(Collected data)
========================

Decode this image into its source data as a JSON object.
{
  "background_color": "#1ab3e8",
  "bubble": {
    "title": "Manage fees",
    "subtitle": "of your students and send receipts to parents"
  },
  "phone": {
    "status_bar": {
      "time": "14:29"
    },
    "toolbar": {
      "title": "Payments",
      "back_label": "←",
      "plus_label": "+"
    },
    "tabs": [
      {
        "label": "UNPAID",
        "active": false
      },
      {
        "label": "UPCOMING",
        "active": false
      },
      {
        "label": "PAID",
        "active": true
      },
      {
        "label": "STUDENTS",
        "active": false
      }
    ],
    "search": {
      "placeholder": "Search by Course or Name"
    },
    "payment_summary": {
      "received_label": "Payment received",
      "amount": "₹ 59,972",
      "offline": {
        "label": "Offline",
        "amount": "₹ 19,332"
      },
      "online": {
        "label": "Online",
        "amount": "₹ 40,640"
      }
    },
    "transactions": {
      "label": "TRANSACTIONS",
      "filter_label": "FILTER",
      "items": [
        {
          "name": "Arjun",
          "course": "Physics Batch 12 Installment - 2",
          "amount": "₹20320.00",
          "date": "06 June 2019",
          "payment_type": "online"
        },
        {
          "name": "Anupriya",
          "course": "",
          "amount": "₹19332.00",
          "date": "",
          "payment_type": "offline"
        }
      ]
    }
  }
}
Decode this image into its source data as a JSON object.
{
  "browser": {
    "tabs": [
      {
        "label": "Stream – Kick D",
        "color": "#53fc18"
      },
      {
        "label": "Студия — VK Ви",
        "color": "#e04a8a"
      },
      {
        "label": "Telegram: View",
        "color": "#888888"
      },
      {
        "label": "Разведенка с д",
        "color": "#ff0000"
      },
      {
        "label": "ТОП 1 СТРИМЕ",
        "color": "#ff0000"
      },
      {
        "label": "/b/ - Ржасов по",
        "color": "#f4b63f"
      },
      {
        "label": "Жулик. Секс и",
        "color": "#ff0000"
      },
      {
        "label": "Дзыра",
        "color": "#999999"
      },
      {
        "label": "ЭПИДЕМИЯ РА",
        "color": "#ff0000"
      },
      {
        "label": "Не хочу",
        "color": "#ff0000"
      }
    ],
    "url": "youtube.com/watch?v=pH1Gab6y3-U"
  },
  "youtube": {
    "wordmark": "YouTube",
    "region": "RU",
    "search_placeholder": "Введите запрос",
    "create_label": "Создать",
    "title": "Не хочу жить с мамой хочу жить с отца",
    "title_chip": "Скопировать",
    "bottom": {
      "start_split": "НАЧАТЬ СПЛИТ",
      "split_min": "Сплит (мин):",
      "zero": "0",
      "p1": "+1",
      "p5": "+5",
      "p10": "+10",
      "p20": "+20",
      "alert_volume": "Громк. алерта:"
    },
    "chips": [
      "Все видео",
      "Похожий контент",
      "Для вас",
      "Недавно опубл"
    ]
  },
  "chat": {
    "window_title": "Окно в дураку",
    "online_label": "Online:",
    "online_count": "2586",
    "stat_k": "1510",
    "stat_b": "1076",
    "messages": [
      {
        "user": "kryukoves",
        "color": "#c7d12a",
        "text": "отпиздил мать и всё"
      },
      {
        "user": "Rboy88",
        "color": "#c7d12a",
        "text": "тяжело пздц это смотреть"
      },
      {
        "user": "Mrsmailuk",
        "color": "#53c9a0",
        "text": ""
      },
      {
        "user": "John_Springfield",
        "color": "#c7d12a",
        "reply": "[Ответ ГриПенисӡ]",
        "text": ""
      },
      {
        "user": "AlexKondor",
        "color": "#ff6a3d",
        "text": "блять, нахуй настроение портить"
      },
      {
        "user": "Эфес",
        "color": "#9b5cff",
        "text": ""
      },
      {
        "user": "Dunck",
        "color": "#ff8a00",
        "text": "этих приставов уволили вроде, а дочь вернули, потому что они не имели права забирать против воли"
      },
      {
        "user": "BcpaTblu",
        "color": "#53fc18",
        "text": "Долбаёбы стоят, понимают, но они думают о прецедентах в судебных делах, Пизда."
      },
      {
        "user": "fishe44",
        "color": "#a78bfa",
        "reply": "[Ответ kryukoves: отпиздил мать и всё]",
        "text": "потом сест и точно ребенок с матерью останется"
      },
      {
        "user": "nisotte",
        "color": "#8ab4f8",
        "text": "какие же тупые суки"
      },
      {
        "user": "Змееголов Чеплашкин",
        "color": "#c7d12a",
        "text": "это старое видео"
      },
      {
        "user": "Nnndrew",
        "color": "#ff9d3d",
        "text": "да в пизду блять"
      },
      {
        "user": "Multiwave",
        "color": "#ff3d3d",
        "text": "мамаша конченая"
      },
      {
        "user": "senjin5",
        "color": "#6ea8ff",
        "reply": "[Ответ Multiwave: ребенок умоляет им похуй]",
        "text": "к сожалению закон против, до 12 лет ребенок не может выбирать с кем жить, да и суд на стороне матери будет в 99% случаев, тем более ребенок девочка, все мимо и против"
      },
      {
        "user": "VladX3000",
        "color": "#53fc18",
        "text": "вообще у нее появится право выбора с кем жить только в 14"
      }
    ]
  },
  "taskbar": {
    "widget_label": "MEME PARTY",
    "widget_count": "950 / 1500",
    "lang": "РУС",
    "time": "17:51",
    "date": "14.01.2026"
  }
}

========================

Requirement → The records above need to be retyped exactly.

Result for this task →
Decode this image into its source data as a JSON object.
{
  "background_color": "#1ab3e8",
  "bubble": {
    "title": "Manage fees",
    "subtitle": "of your students and send receipts to parents"
  },
  "phone": {
    "status_bar": {
      "time": "14:29"
    },
    "toolbar": {
      "title": "Payments",
      "back_label": "←",
      "plus_label": "+"
    },
    "tabs": [
      {
        "label": "UNPAID",
        "active": false
      },
      {
        "label": "UPCOMING",
        "active": false
      },
      {
        "label": "PAID",
        "active": true
      },
      {
        "label": "STUDENTS",
        "active": false
      }
    ],
    "search": {
      "placeholder": "Search by Course or Name"
    },
    "payment_summary": {
      "received_label": "Payment received",
      "amount": "₹ 59,972",
      "offline": {
        "label": "Offline",
        "amount": "₹ 19,332"
      },
      "online": {
        "label": "Online",
        "amount": "₹ 40,640"
      }
    },
    "transactions": {
      "label": "TRANSACTIONS",
      "filter_label": "FILTER",
      "items": [
        {
          "name": "Arjun",
          "course": "Physics Batch 12 Installment - 2",
          "amount": "₹20320.00",
          "date": "06 June 2019",
          "payment_type": "online"
        },
        {
          "name": "Anupriya",
          "course": "",
          "amount": "₹19332.00",
          "date": "",
          "payment_type": "offline"
        }
      ]
    }
  }
}
Decode this image into its source data as a JSON object.
{
  "browser": {
    "tabs": [
      {
        "label": "Stream – Kick D",
        "color": "#53fc18"
      },
      {
        "label": "Студия — VK Ви",
        "color": "#e04a8a"
      },
      {
        "label": "Telegram: View",
        "color": "#888888"
      },
      {
        "label": "Разведенка с д",
        "color": "#ff0000"
      },
      {
        "label": "ТОП 1 СТРИМЕ",
        "color": "#ff0000"
      },
      {
        "label": "/b/ - Ржасов по",
        "color": "#f4b63f"
      },
      {
        "label": "Жулик. Секс и",
        "color": "#ff0000"
      },
      {
        "label": "Дзыра",
        "color": "#999999"
      },
      {
        "label": "ЭПИДЕМИЯ РА",
        "color": "#ff0000"
      },
      {
        "label": "Не хочу",
        "color": "#ff0000"
      }
    ],
    "url": "youtube.com/watch?v=pH1Gab6y3-U"
  },
  "youtube": {
    "wordmark": "YouTube",
    "region": "RU",
    "search_placeholder": "Введите запрос",
    "create_label": "Создать",
    "title": "Не хочу жить с мамой хочу жить с отца",
    "title_chip": "Скопировать",
    "bottom": {
      "start_split": "НАЧАТЬ СПЛИТ",
      "split_min": "Сплит (мин):",
      "zero": "0",
      "p1": "+1",
      "p5": "+5",
      "p10": "+10",
      "p20": "+20",
      "alert_volume": "Громк. алерта:"
    },
    "chips": [
      "Все видео",
      "Похожий контент",
      "Для вас",
      "Недавно опубл"
    ]
  },
  "chat": {
    "window_title": "Окно в дураку",
    "online_label": "Online:",
    "online_count": "2586",
    "stat_k": "1510",
    "stat_b": "1076",
    "messages": [
      {
        "user": "kryukoves",
        "color": "#c7d12a",
        "text": "отпиздил мать и всё"
      },
      {
        "user": "Rboy88",
        "color": "#c7d12a",
        "text": "тяжело пздц это смотреть"
      },
      {
        "user": "Mrsmailuk",
        "color": "#53c9a0",
        "text": ""
      },
      {
        "user": "John_Springfield",
        "color": "#c7d12a",
        "reply": "[Ответ ГриПенисӡ]",
        "text": ""
      },
      {
        "user": "AlexKondor",
        "color": "#ff6a3d",
        "text": "блять, нахуй настроение портить"
      },
      {
        "user": "Эфес",
        "color": "#9b5cff",
        "text": ""
      },
      {
        "user": "Dunck",
        "color": "#ff8a00",
        "text": "этих приставов уволили вроде, а дочь вернули, потому что они не имели права забирать против воли"
      },
      {
        "user": "BcpaTblu",
        "color": "#53fc18",
        "text": "Долбаёбы стоят, понимают, но они думают о прецедентах в судебных делах, Пизда."
      },
      {
        "user": "fishe44",
        "color": "#a78bfa",
        "reply": "[Ответ kryukoves: отпиздил мать и всё]",
        "text": "потом сест и точно ребенок с матерью останется"
      },
      {
        "user": "nisotte",
        "color": "#8ab4f8",
        "text": "какие же тупые суки"
      },
      {
        "user": "Змееголов Чеплашкин",
        "color": "#c7d12a",
        "text": "это старое видео"
      },
      {
        "user": "Nnndrew",
        "color": "#ff9d3d",
        "text": "да в пизду блять"
      },
      {
        "user": "Multiwave",
        "color": "#ff3d3d",
        "text": "мамаша конченая"
      },
      {
        "user": "senjin5",
        "color": "#6ea8ff",
        "reply": "[Ответ Multiwave: ребенок умоляет им похуй]",
        "text": "к сожалению закон против, до 12 лет ребенок не может выбирать с кем жить, да и суд на стороне матери будет в 99% случаев, тем более ребенок девочка, все мимо и против"
      },
      {
        "user": "VladX3000",
        "color": "#53fc18",
        "text": "вообще у нее появится право выбора с кем жить только в 14"
      }
    ]
  },
  "taskbar": {
    "widget_label": "MEME PARTY",
    "widget_count": "950 / 1500",
    "lang": "РУС",
    "time": "17:51",
    "date": "14.01.2026"
  }
}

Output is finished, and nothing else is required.